Task objective => Images should be omitted while the rest of the data is duplicated exactly.

[Opening Task input section]

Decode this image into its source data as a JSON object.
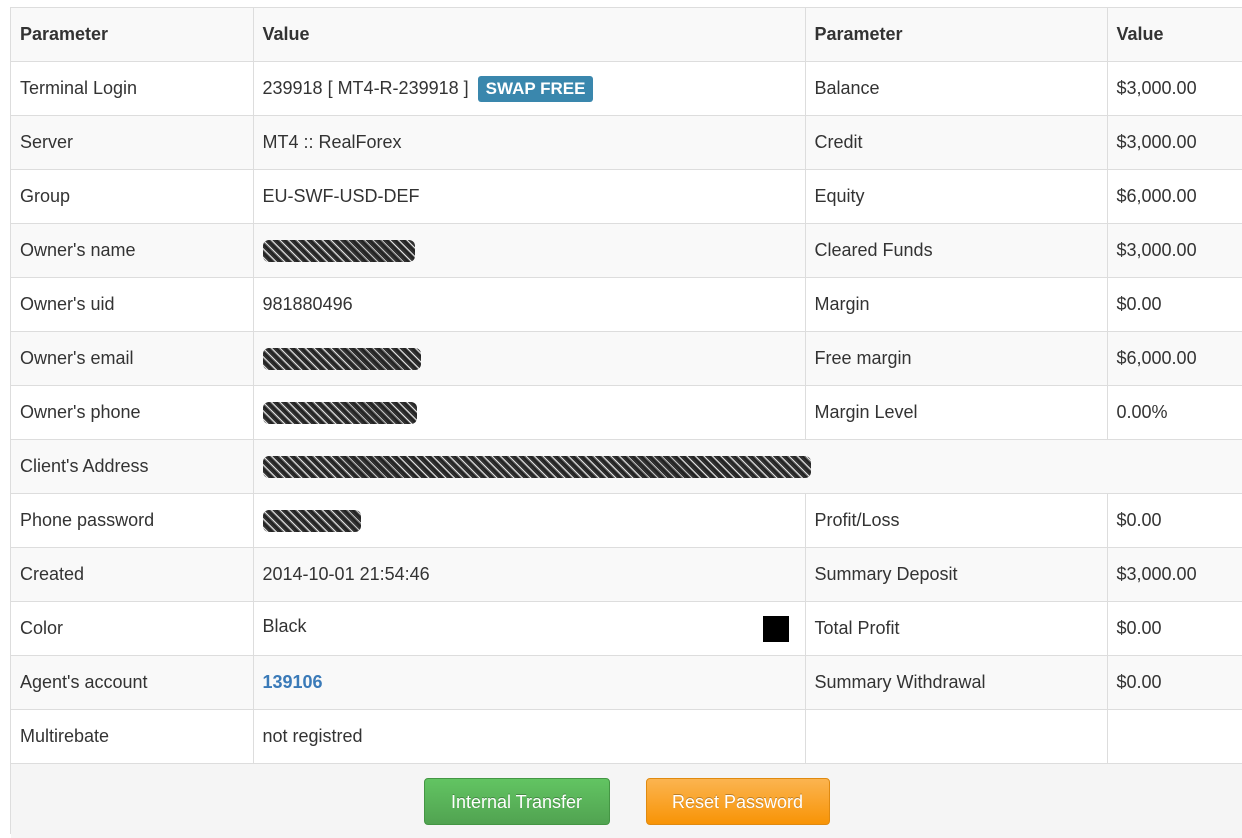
{
  "table": {
    "headers": [
      "Parameter",
      "Value",
      "Parameter",
      "Value"
    ],
    "rows": [
      {
        "p1": "Terminal Login",
        "v1": "239918 [ MT4-R-239918 ]",
        "badge": "SWAP FREE",
        "p2": "Balance",
        "v2": "$3,000.00"
      },
      {
        "p1": "Server",
        "v1": "MT4 :: RealForex",
        "p2": "Credit",
        "v2": "$3,000.00"
      },
      {
        "p1": "Group",
        "v1": "EU-SWF-USD-DEF",
        "p2": "Equity",
        "v2": "$6,000.00"
      },
      {
        "p1": "Owner's name",
        "v1": "",
        "p2": "Cleared Funds",
        "v2": "$3,000.00"
      },
      {
        "p1": "Owner's uid",
        "v1": "981880496",
        "p2": "Margin",
        "v2": "$0.00"
      },
      {
        "p1": "Owner's email",
        "v1": "",
        "p2": "Free margin",
        "v2": "$6,000.00"
      },
      {
        "p1": "Owner's phone",
        "v1": "",
        "p2": "Margin Level",
        "v2": "0.00%"
      },
      {
        "p1": "Client's Address",
        "v1": ""
      },
      {
        "p1": "Phone password",
        "v1": "",
        "p2": "Profit/Loss",
        "v2": "$0.00"
      },
      {
        "p1": "Created",
        "v1": "2014-10-01 21:54:46",
        "p2": "Summary Deposit",
        "v2": "$3,000.00"
      },
      {
        "p1": "Color",
        "v1": "Black",
        "p2": "Total Profit",
        "v2": "$0.00"
      },
      {
        "p1": "Agent's account",
        "v1": "139106",
        "p2": "Summary Withdrawal",
        "v2": "$0.00"
      },
      {
        "p1": "Multirebate",
        "v1": "not registred",
        "p2": "",
        "v2": ""
      }
    ]
  },
  "colors": {
    "badge": "#3a87ad",
    "link": "#3a7ab8",
    "color_swatch": "#000000",
    "internal_transfer_button": "#5bb75b",
    "reset_password_button": "#faa732"
  },
  "buttons": {
    "internal_transfer": "Internal Transfer",
    "reset_password": "Reset Password"
  }
}
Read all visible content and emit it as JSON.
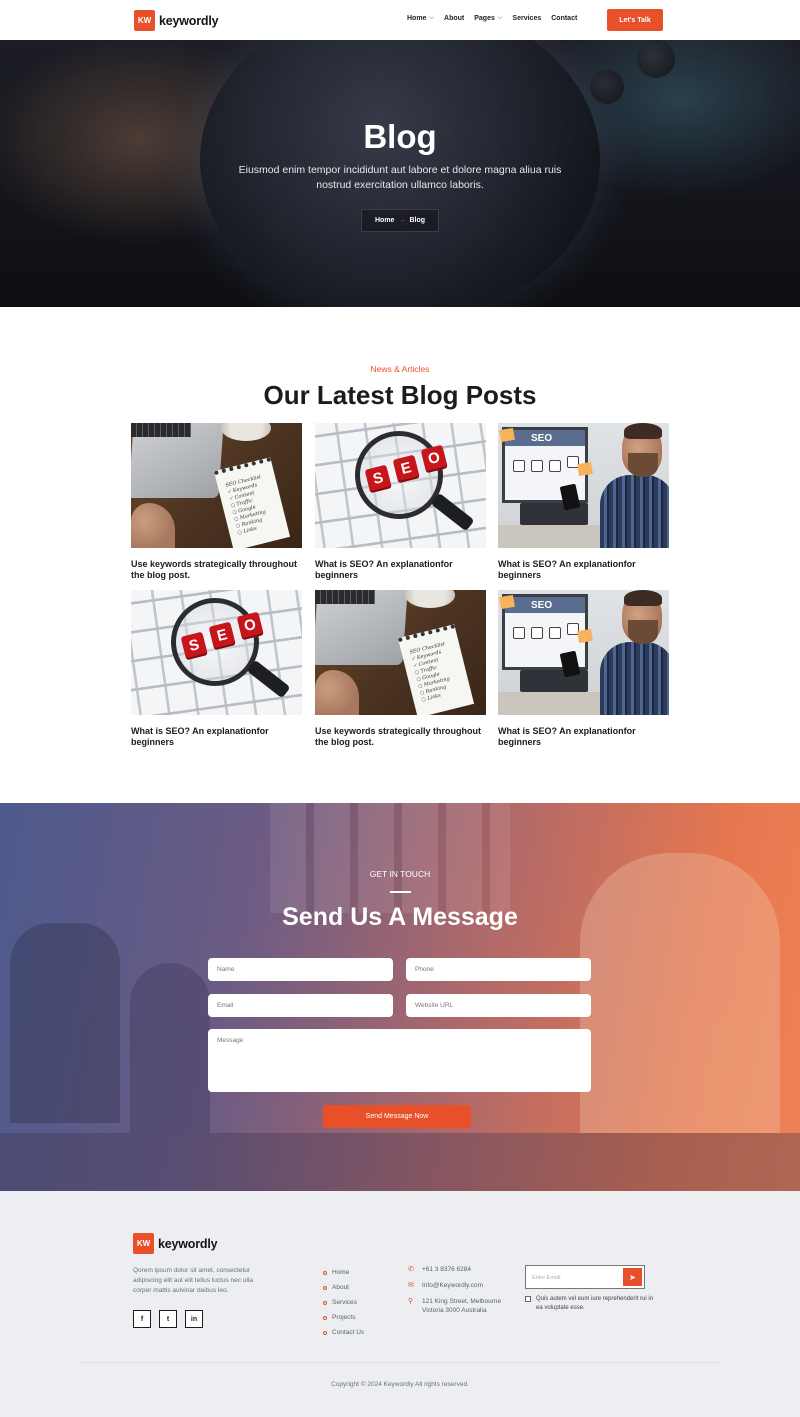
{
  "brand": {
    "mark": "KW",
    "name": "keywordly",
    "accent": "#e8502a"
  },
  "nav": {
    "items": [
      {
        "label": "Home",
        "dropdown": true
      },
      {
        "label": "About",
        "dropdown": false
      },
      {
        "label": "Pages",
        "dropdown": true
      },
      {
        "label": "Services",
        "dropdown": false
      },
      {
        "label": "Contact",
        "dropdown": false
      }
    ],
    "cta": "Let's Talk"
  },
  "hero": {
    "title": "Blog",
    "subtitle": "Eiusmod enim tempor incididunt aut labore et dolore magna aliua ruis nostrud exercitation ullamco laboris.",
    "breadcrumb": {
      "home": "Home",
      "arrow": "→",
      "current": "Blog"
    }
  },
  "blog": {
    "eyebrow": "News & Articles",
    "title": "Our Latest Blog Posts",
    "posts": [
      {
        "image": "laptop-checklist",
        "title": "Use keywords strategically throughout the blog post."
      },
      {
        "image": "seo-magnifier",
        "title": "What is SEO? An explanationfor beginners"
      },
      {
        "image": "man-seo-screen",
        "title": "What is SEO? An explanationfor beginners"
      },
      {
        "image": "seo-magnifier",
        "title": "What is SEO? An explanationfor beginners"
      },
      {
        "image": "laptop-checklist",
        "title": "Use keywords strategically throughout the blog post."
      },
      {
        "image": "man-seo-screen",
        "title": "What is SEO? An explanationfor beginners"
      }
    ],
    "image_text": {
      "seo_letters": [
        "S",
        "E",
        "O"
      ],
      "checklist": [
        "SEO Checklist",
        "✓ Keywords",
        "✓ Content",
        "○ Traffic",
        "○ Google",
        "○ Marketing",
        "○ Ranking",
        "○ Links"
      ],
      "screen_label": "SEO"
    }
  },
  "contact": {
    "eyebrow": "GET IN TOUCH",
    "title": "Send Us A Message",
    "fields": {
      "name": "Name",
      "phone": "Phone",
      "email": "Email",
      "website": "Website URL",
      "message": "Message"
    },
    "submit": "Send Message Now"
  },
  "footer": {
    "about": "Qorem ipsum dolor sit amet, consectetur adipiscing elit aut elit tellus luctus nec ulla corper mattis aulvinar daibus leo.",
    "socials": [
      {
        "icon": "facebook-icon",
        "glyph": "f"
      },
      {
        "icon": "twitter-icon",
        "glyph": "t"
      },
      {
        "icon": "linkedin-icon",
        "glyph": "in"
      }
    ],
    "links": [
      "Home",
      "About",
      "Services",
      "Projects",
      "Contact Us"
    ],
    "contact": {
      "phone": "+61 3 8376 6284",
      "email": "Info@Keywordly.com",
      "address": "121 King Street, Melbourne Victoria 3000 Australia"
    },
    "newsletter": {
      "placeholder": "Enter Email",
      "agree": "Quis autem vel eum iure reprehenderit rui in ea voluptate esse."
    },
    "copyright": "Copyright © 2024 Keywordly All rights reserved."
  }
}
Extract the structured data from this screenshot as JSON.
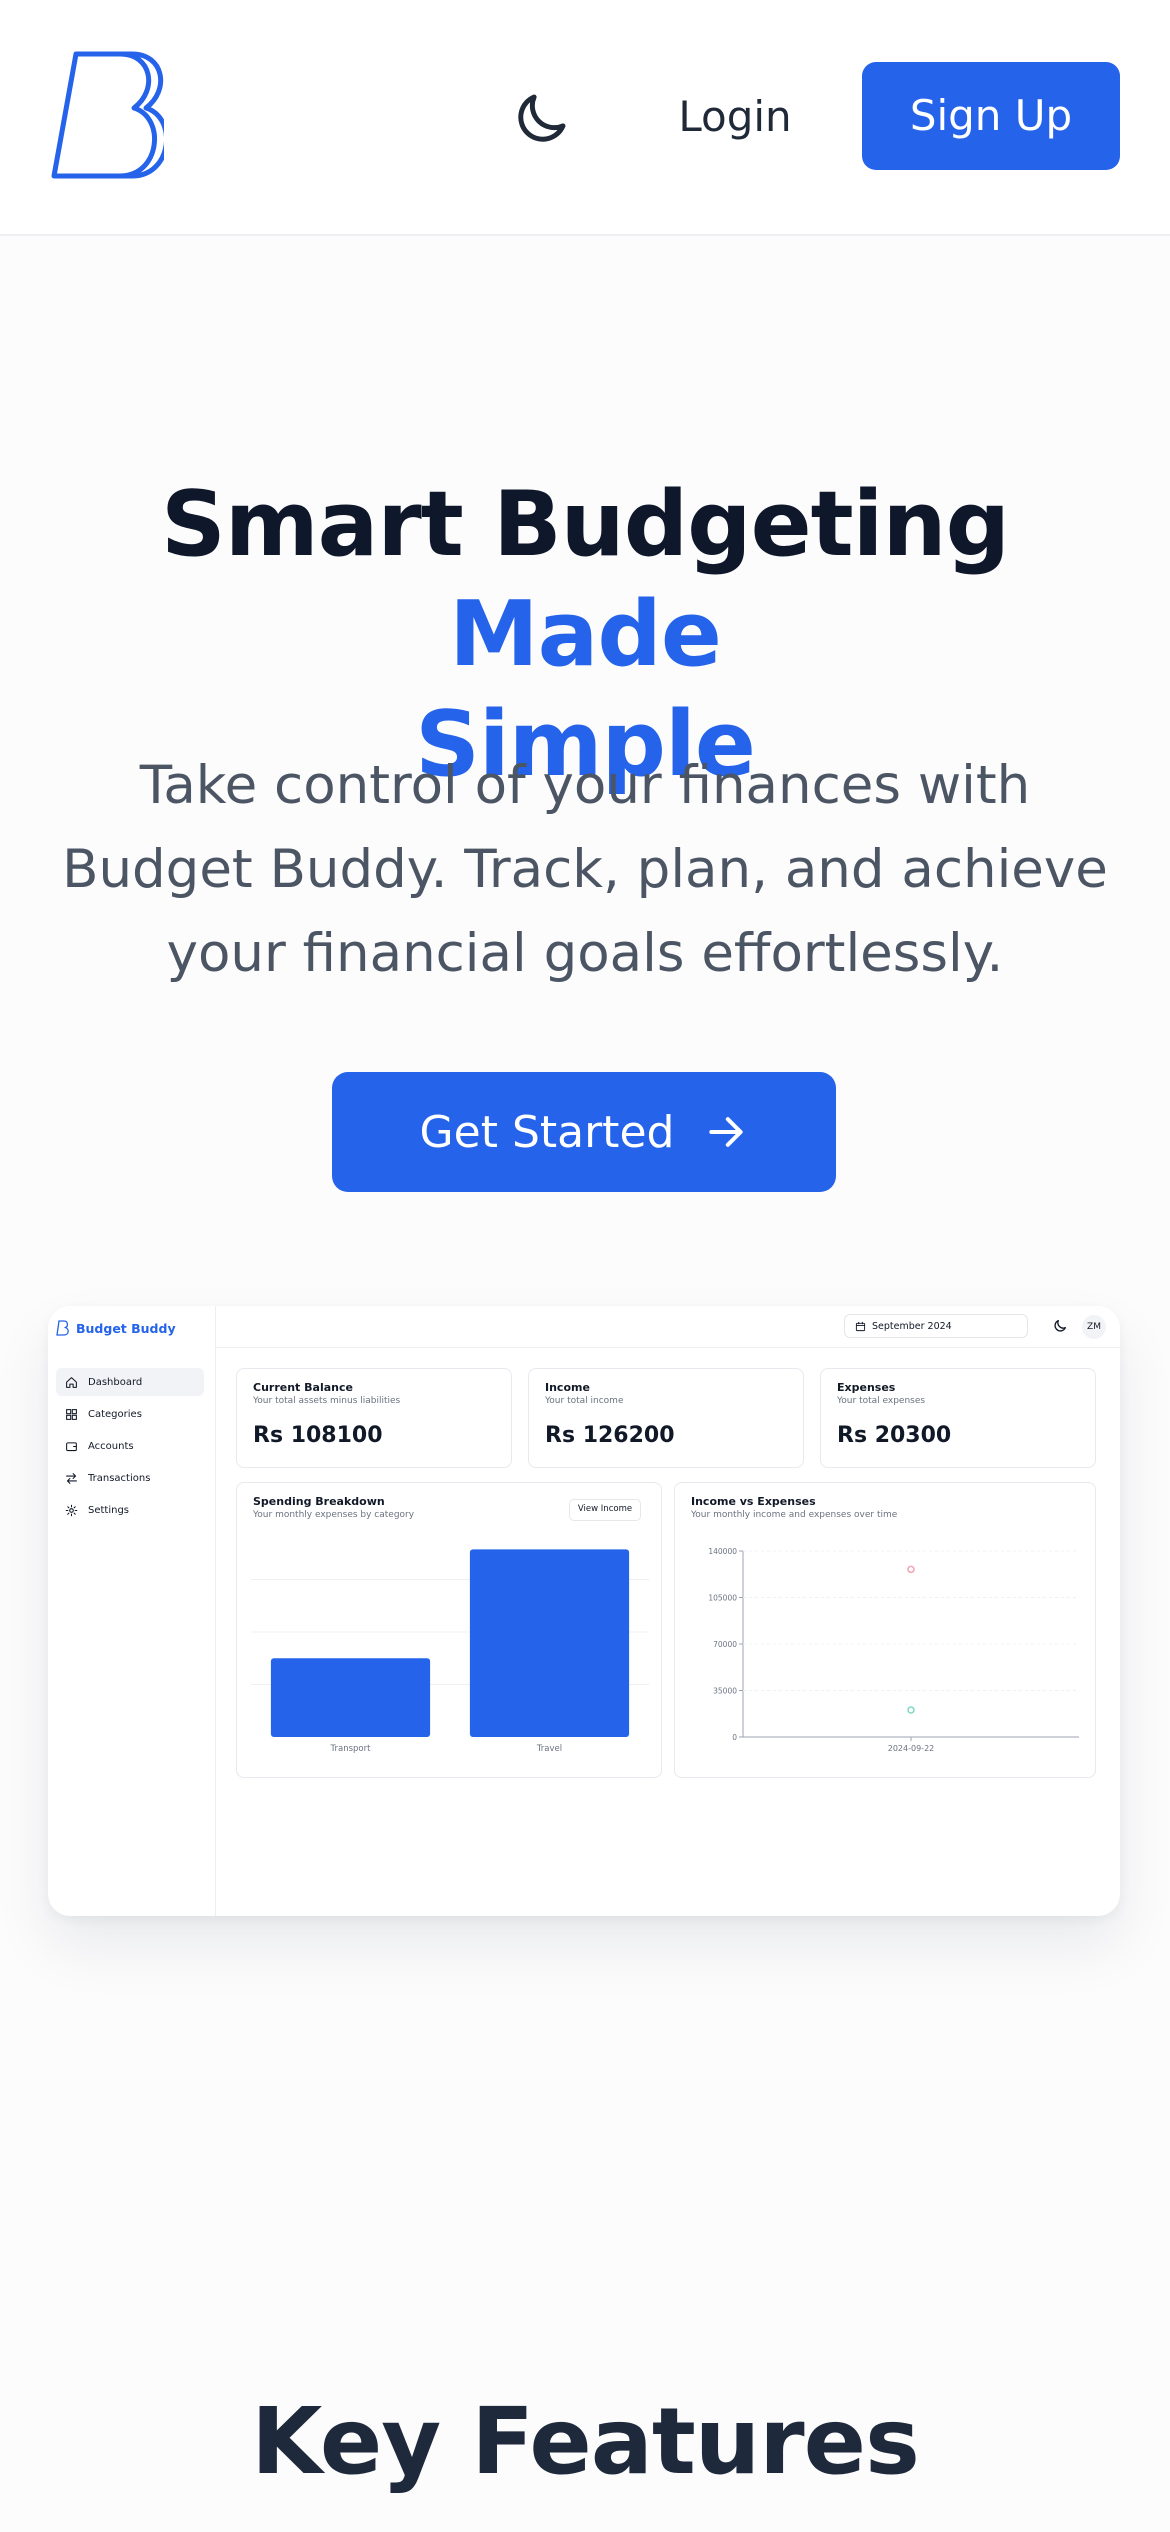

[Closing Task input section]

Output of the exercise =>
Decode this image into its source data as a JSON object.
{
  "table": {
    "headers": [
      "Parameter",
      "Value",
      "Parameter",
      "Value"
    ],
    "rows": [
      {
        "p1": "Terminal Login",
        "v1": "239918 [ MT4-R-239918 ]",
        "badge": "SWAP FREE",
        "p2": "Balance",
        "v2": "$3,000.00"
      },
      {
        "p1": "Server",
        "v1": "MT4 :: RealForex",
        "p2": "Credit",
        "v2": "$3,000.00"
      },
      {
        "p1": "Group",
        "v1": "EU-SWF-USD-DEF",
        "p2": "Equity",
        "v2": "$6,000.00"
      },
      {
        "p1": "Owner's name",
        "v1": "",
        "p2": "Cleared Funds",
        "v2": "$3,000.00"
      },
      {
        "p1": "Owner's uid",
        "v1": "981880496",
        "p2": "Margin",
        "v2": "$0.00"
      },
      {
        "p1": "Owner's email",
        "v1": "",
        "p2": "Free margin",
        "v2": "$6,000.00"
      },
      {
        "p1": "Owner's phone",
        "v1": "",
        "p2": "Margin Level",
        "v2": "0.00%"
      },
      {
        "p1": "Client's Address",
        "v1": ""
      },
      {
        "p1": "Phone password",
        "v1": "",
        "p2": "Profit/Loss",
        "v2": "$0.00"
      },
      {
        "p1": "Created",
        "v1": "2014-10-01 21:54:46",
        "p2": "Summary Deposit",
        "v2": "$3,000.00"
      },
      {
        "p1": "Color",
        "v1": "Black",
        "p2": "Total Profit",
        "v2": "$0.00"
      },
      {
        "p1": "Agent's account",
        "v1": "139106",
        "p2": "Summary Withdrawal",
        "v2": "$0.00"
      },
      {
        "p1": "Multirebate",
        "v1": "not registred",
        "p2": "",
        "v2": ""
      }
    ]
  },
  "colors": {
    "badge": "#3a87ad",
    "link": "#3a7ab8",
    "color_swatch": "#000000",
    "internal_transfer_button": "#5bb75b",
    "reset_password_button": "#faa732"
  },
  "buttons": {
    "internal_transfer": "Internal Transfer",
    "reset_password": "Reset Password"
  }
}
Read all visible content and emit it as JSON.
{
  "brand": {
    "mark": "KW",
    "name": "keywordly",
    "accent": "#e8502a"
  },
  "nav": {
    "items": [
      {
        "label": "Home",
        "dropdown": true
      },
      {
        "label": "About",
        "dropdown": false
      },
      {
        "label": "Pages",
        "dropdown": true
      },
      {
        "label": "Services",
        "dropdown": false
      },
      {
        "label": "Contact",
        "dropdown": false
      }
    ],
    "cta": "Let's Talk"
  },
  "hero": {
    "title": "Blog",
    "subtitle": "Eiusmod enim tempor incididunt aut labore et dolore magna aliua ruis nostrud exercitation ullamco laboris.",
    "breadcrumb": {
      "home": "Home",
      "arrow": "→",
      "current": "Blog"
    }
  },
  "blog": {
    "eyebrow": "News & Articles",
    "title": "Our Latest Blog Posts",
    "posts": [
      {
        "image": "laptop-checklist",
        "title": "Use keywords strategically throughout the blog post."
      },
      {
        "image": "seo-magnifier",
        "title": "What is SEO? An explanationfor beginners"
      },
      {
        "image": "man-seo-screen",
        "title": "What is SEO? An explanationfor beginners"
      },
      {
        "image": "seo-magnifier",
        "title": "What is SEO? An explanationfor beginners"
      },
      {
        "image": "laptop-checklist",
        "title": "Use keywords strategically throughout the blog post."
      },
      {
        "image": "man-seo-screen",
        "title": "What is SEO? An explanationfor beginners"
      }
    ],
    "image_text": {
      "seo_letters": [
        "S",
        "E",
        "O"
      ],
      "checklist": [
        "SEO Checklist",
        "✓ Keywords",
        "✓ Content",
        "○ Traffic",
        "○ Google",
        "○ Marketing",
        "○ Ranking",
        "○ Links"
      ],
      "screen_label": "SEO"
    }
  },
  "contact": {
    "eyebrow": "GET IN TOUCH",
    "title": "Send Us A Message",
    "fields": {
      "name": "Name",
      "phone": "Phone",
      "email": "Email",
      "website": "Website URL",
      "message": "Message"
    },
    "submit": "Send Message Now"
  },
  "footer": {
    "about": "Qorem ipsum dolor sit amet, consectetur adipiscing elit aut elit tellus luctus nec ulla corper mattis aulvinar daibus leo.",
    "socials": [
      {
        "icon": "facebook-icon",
        "glyph": "f"
      },
      {
        "icon": "twitter-icon",
        "glyph": "t"
      },
      {
        "icon": "linkedin-icon",
        "glyph": "in"
      }
    ],
    "links": [
      "Home",
      "About",
      "Services",
      "Projects",
      "Contact Us"
    ],
    "contact": {
      "phone": "+61 3 8376 6284",
      "email": "Info@Keywordly.com",
      "address": "121 King Street, Melbourne Victoria 3000 Australia"
    },
    "newsletter": {
      "placeholder": "Enter Email",
      "agree": "Quis autem vel eum iure reprehenderit rui in ea voluptate esse."
    },
    "copyright": "Copyright © 2024 Keywordly All rights reserved."
  }
}
Extract the structured data from this screenshot as JSON.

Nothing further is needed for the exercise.